Mojtaba Nikkerdar, the provincial deputy governor, told state television there were deaths in at least 30 separate villages, but he said it would take hours before exact casualty numbers could be determined.
"There are still people under the rubble. We hope the number of dead and injured won't rise too much, but it will rise," Nikkerdar said.
IRNA said water and electricity had been cut in some parts of Kermanshah Province.
The semiofficial Iranian ILNA news agency reported that at least 14 provinces had been affected by the earthquake.
WATCH: Amateur video taken by a witness on the ground appeared to show that many of the buildings in the town of Sarpol-e Zahab had collapsed. The destruction of some infrastructure also meant that drinking water had been tainted.
"The quake was felt in several Iranian provinces bordering Iraq.... Eight villages were damaged.... Electricity has been cut in some villages and rescue teams have been dispatched to those areas," state TV reported.
Iran's Supreme Leader Ayatollah Ali Khamenei called on government agencies and rescuers to do all they could to help those affected, according to state media.
News agencies reported that Iranian President Hassan Rohani had called on the Interior Ministry to make a maximum effort to aid victims.
Rohani is due to visit the areas damaged by the earthquake on November 14.
Iraqi Prime Minister Haidar al-Abadi issued a directive for the country's civil defense teams and "related institutions" to respond to the natural disaster, according to his office.
Iraqi news agencies showed photos of crumbled buildings in around the city of Sulaimaniya in the Kurdistan region, saying at least 50 people had been injured in the town of Darbandikhan.
Damage was also reported at a dam holding back the Diyala River near Darbandikhan.
"There are horizontal and vertical cracks on the road and in the body of the dam and parts of the dam sank lower," Rahman Hani, the director of the dam, told AP news agency
AFP reported that local authorities called on the population in the southern area of the town to leave their homes, fearing that the dam would burst.
Rasool Mahmoud, Radio Farda's correspondent in Irbil, the capital of Iraq's Kurdistan region, said he was home with his family when tremors shook the city.
"The ground shook for some 10 seconds.

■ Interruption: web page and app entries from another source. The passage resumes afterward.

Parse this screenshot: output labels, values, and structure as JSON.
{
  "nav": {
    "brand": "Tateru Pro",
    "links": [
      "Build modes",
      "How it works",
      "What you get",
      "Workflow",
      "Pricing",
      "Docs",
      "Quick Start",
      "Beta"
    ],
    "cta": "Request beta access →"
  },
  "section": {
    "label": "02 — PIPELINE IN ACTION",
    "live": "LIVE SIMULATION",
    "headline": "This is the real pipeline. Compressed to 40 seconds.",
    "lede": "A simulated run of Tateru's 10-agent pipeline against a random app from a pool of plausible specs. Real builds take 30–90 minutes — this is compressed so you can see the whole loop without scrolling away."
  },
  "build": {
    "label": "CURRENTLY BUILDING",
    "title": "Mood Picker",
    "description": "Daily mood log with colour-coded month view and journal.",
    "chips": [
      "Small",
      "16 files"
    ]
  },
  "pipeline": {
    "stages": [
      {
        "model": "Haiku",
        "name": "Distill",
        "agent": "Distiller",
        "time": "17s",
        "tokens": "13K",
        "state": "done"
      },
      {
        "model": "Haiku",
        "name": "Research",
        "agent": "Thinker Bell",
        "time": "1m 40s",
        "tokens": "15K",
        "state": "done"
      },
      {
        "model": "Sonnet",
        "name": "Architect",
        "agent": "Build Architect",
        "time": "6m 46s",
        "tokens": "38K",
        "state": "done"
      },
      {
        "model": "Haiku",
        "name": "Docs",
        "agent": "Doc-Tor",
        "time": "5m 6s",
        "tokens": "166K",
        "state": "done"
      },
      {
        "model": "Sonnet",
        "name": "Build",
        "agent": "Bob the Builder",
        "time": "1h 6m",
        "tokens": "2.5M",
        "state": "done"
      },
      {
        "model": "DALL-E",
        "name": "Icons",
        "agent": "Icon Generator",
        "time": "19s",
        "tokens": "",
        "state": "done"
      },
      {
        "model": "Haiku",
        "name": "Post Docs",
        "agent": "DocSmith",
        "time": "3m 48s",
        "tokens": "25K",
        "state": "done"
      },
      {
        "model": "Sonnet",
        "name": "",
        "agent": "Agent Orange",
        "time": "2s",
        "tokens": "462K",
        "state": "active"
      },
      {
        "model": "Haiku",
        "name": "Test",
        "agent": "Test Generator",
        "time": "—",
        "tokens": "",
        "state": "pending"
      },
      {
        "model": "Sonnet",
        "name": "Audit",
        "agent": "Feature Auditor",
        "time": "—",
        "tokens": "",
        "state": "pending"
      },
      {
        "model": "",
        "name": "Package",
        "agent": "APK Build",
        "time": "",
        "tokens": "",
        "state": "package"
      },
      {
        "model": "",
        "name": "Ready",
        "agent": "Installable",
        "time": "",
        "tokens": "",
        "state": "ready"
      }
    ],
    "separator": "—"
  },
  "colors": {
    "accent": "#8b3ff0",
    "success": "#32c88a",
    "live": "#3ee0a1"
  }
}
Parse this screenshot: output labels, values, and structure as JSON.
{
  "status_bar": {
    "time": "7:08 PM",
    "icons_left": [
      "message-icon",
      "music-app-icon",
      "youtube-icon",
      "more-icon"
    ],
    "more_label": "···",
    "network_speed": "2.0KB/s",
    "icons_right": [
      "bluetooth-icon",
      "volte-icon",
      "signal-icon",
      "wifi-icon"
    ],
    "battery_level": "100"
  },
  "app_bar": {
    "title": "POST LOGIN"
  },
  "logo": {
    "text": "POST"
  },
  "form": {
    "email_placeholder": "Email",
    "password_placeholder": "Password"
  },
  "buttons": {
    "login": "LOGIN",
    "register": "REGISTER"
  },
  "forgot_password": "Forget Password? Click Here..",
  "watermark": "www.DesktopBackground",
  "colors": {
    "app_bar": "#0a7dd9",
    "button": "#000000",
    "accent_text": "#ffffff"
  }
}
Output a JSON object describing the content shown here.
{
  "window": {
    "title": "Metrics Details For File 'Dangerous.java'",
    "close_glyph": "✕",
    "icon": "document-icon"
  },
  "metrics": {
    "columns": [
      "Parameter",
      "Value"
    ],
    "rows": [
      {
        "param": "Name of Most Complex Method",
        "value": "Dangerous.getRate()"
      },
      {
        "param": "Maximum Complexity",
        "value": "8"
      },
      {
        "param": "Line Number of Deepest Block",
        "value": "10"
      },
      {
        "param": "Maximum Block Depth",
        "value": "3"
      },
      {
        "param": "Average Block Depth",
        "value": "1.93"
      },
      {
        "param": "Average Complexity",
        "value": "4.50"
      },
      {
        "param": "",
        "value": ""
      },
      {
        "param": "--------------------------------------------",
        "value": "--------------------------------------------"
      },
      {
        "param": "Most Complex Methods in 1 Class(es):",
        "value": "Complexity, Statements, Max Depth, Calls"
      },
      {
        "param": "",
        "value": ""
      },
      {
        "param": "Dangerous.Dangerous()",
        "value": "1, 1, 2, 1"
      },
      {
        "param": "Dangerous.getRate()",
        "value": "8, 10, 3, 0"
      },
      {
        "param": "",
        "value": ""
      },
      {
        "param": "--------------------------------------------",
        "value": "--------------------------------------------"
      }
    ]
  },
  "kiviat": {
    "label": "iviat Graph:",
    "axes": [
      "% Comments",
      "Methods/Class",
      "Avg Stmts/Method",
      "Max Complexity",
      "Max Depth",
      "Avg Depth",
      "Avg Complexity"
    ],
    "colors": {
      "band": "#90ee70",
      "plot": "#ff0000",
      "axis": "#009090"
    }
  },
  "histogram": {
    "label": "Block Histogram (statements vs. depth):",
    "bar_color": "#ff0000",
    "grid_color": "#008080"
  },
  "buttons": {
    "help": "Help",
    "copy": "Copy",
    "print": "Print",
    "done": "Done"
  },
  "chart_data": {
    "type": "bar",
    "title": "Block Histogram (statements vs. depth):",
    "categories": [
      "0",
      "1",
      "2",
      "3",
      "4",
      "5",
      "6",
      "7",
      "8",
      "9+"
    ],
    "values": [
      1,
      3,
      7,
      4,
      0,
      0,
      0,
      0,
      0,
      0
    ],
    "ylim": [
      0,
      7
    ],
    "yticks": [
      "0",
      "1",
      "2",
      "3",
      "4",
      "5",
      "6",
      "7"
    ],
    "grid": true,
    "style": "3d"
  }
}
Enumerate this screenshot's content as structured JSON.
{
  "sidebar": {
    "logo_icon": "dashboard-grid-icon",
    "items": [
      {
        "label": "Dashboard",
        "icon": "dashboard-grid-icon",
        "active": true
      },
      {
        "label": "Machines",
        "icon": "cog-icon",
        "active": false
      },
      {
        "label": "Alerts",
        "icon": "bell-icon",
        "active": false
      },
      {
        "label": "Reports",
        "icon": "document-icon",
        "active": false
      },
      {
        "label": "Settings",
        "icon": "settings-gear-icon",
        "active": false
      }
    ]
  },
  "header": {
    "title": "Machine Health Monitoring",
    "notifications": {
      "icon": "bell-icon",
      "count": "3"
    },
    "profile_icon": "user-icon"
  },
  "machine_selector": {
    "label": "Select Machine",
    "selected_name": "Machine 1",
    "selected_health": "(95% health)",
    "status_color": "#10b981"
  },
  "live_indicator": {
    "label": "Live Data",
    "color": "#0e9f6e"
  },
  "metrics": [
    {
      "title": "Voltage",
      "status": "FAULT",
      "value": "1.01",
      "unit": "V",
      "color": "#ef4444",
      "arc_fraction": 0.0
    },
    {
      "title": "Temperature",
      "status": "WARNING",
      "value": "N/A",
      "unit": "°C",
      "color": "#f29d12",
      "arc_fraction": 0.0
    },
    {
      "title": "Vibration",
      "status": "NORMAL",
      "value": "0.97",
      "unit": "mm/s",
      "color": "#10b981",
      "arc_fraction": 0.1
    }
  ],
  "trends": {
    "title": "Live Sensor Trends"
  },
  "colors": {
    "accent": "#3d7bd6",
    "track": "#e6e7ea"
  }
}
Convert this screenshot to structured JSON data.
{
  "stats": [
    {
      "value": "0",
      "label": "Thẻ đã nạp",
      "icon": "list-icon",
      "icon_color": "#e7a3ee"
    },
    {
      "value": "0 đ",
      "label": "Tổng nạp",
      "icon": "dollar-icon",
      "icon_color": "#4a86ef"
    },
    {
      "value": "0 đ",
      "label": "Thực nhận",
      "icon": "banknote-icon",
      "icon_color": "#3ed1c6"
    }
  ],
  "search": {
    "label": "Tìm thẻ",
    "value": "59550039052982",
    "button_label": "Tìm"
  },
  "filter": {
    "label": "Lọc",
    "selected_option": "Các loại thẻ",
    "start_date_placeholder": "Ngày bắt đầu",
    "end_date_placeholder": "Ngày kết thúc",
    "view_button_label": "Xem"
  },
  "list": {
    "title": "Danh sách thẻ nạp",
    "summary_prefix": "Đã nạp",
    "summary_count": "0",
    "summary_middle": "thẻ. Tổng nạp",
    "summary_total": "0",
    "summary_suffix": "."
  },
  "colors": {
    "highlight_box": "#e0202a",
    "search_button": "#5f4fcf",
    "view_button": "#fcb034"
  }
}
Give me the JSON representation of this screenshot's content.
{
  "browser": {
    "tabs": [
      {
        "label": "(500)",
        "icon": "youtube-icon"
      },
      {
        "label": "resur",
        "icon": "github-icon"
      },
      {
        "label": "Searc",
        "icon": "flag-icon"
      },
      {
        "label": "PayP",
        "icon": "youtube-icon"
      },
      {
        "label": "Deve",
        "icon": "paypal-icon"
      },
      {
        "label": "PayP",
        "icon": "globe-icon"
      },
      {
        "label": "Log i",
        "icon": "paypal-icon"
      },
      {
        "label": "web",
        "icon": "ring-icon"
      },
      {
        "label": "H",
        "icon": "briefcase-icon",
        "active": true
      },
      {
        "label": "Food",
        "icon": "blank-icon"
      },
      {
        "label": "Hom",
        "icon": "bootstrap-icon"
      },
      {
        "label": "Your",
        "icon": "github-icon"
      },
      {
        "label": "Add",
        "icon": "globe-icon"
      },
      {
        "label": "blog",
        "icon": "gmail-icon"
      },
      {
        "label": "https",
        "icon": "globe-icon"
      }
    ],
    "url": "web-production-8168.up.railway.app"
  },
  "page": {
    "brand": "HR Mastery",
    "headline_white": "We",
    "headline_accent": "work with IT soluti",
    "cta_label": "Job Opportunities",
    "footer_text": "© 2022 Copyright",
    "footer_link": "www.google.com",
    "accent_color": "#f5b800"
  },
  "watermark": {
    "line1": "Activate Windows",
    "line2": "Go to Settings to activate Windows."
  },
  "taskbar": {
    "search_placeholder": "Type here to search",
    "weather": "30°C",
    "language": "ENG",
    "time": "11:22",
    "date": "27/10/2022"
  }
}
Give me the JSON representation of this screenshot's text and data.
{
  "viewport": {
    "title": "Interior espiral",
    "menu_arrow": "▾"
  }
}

The hanging lamps began to sway. I told my family that it's the first tremor and that we need to take cover. The quake lasted for 10 seconds, and when it stopped, we all ran outside," he said.
"Most of the injured in Irbil sustained injuries while they were running outside, they fell while running from homes, some fell from staircases, some from roofs," he added.
The quake was felt in the Iranian capital, Tehran, and in the Iraqi capital, Baghdad.
Residents of southwest Turkey, Israel, and Kuwait also said they had felt the temblor.
Iran is on many major fault lines and is often hit by damaging earthquakes. In 2003, a 6.6-magnitude quake destroyed the historic city of Bam, killing 26,000 people.